Millions of teeth are saved using root canals each year, relieving patients from pain and restoring their smiles. The root canal or endodontic treatment is used to repair and, in turn, save an infected and/or decayed tooth or teeth. Using a root canal procedure to conserve a tooth may provide you with many benefits to your oral health.
Some of these benefits include a restored chewing and biting force, restored sensation, a more natural appearance, and protection from further damage or infection.
At the centre of every tooth is a hollow area, known as the “pulp chamber”. The pulp chamber serves as a sort of reservoir that holds soft tissues such as the nerve, connective tissue, and blood vessels. The nerve of a tooth is located in the root. The root canals run from the root’s tip to the pulp chamber. However, the nerve does not play a major role in the day-to-day function of the tooth as it is primarily only used to detect hot or cold temperatures.

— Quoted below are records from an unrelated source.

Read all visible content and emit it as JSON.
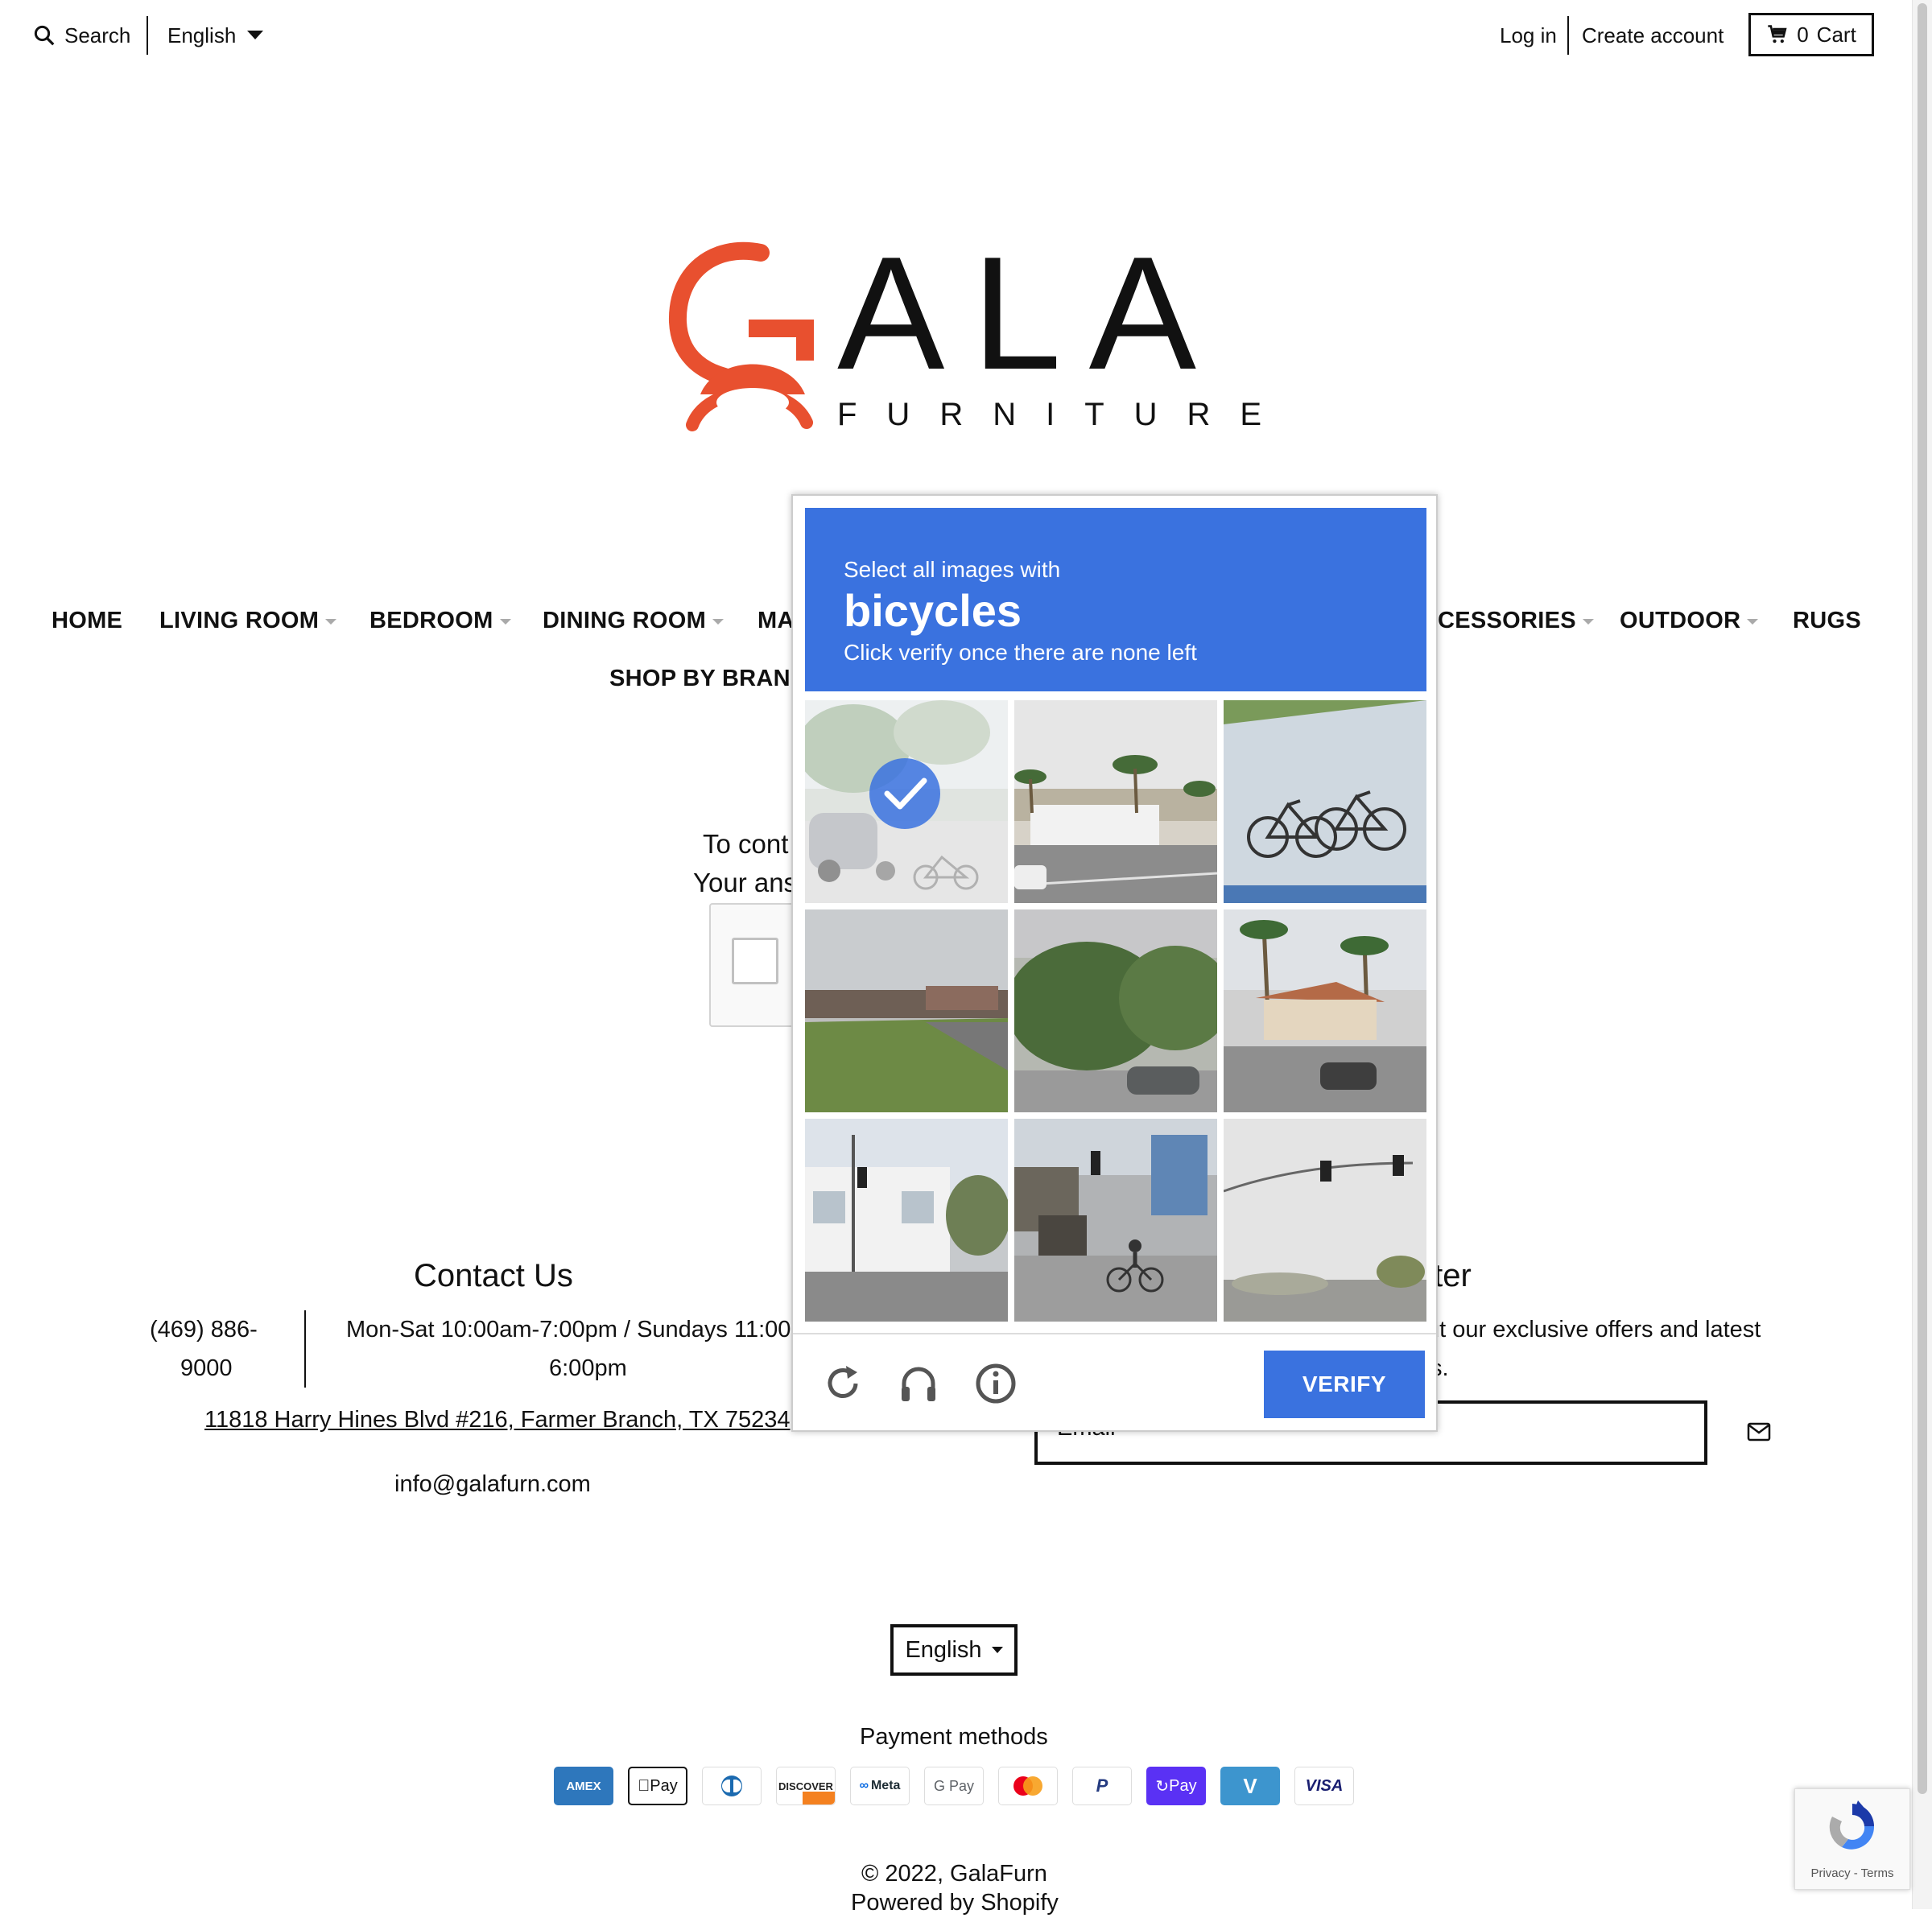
{
  "topbar": {
    "search_label": "Search",
    "language": "English",
    "login": "Log in",
    "create_account": "Create account",
    "cart_count": "0",
    "cart_label": "Cart"
  },
  "logo": {
    "word": "ALA",
    "sub": "FURNITURE",
    "accent_color": "#e8502f"
  },
  "nav": {
    "row1": [
      "HOME",
      "LIVING ROOM",
      "BEDROOM",
      "DINING ROOM",
      "MA",
      "CESSORIES",
      "OUTDOOR",
      "RUGS"
    ],
    "row2": [
      "SHOP BY BRAND"
    ]
  },
  "page": {
    "message_line1": "To cont",
    "message_line2": "Your ans"
  },
  "captcha": {
    "line1": "Select all images with",
    "target": "bicycles",
    "line3": "Click verify once there are none left",
    "verify_label": "VERIFY",
    "icons": [
      "reload-icon",
      "audio-icon",
      "info-icon"
    ],
    "tiles": [
      {
        "name": "tile-street-bike-rack",
        "selected": true
      },
      {
        "name": "tile-palm-road",
        "selected": false
      },
      {
        "name": "tile-truck-bicycles",
        "selected": false
      },
      {
        "name": "tile-field-road",
        "selected": false
      },
      {
        "name": "tile-trees-car",
        "selected": false
      },
      {
        "name": "tile-palm-building",
        "selected": false
      },
      {
        "name": "tile-building-intersection",
        "selected": false
      },
      {
        "name": "tile-cyclist-street",
        "selected": false
      },
      {
        "name": "tile-traffic-light",
        "selected": false
      }
    ],
    "header_color": "#3a72df"
  },
  "footer": {
    "contact_title": "Contact Us",
    "phone_line1": "(469) 886-",
    "phone_line2": "9000",
    "hours_line1": "Mon-Sat 10:00am-7:00pm / Sundays 11:00",
    "hours_line2": "6:00pm",
    "address": "11818 Harry Hines Blvd #216, Farmer Branch, TX 75234",
    "email": "info@galafurn.com",
    "newsletter_title_partial": "tter",
    "newsletter_text1": "ut our exclusive offers and latest",
    "newsletter_text2": "s.",
    "email_placeholder": "Email",
    "language": "English",
    "payment_title": "Payment methods",
    "payment_methods": [
      "AMEX",
      "Pay",
      "",
      "DISCOVER",
      "Meta",
      "G Pay",
      "",
      "P",
      "Pay",
      "V",
      "VISA"
    ],
    "copyright": "© 2022, GalaFurn",
    "powered": "Powered by Shopify"
  },
  "recaptcha_badge": {
    "text": "Privacy - Terms"
  }
}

A root canal treatment takes place when the pulp of the tooth becomes damaged and bacteria starts to fill up the chamber and multiply. This, along with decaying pulp, causes the tooth to become infected or abscessed. An abscessed tooth typically has pus-filled pockets at the tip of the root. An infection in the tooth usually manifests in the canal, causing facial swelling, bone loss around the end of the root, or a drainage hole in the side of the tooth.
Root Canal Treatment is typically performed following the development of an abscess on the root of your tooth.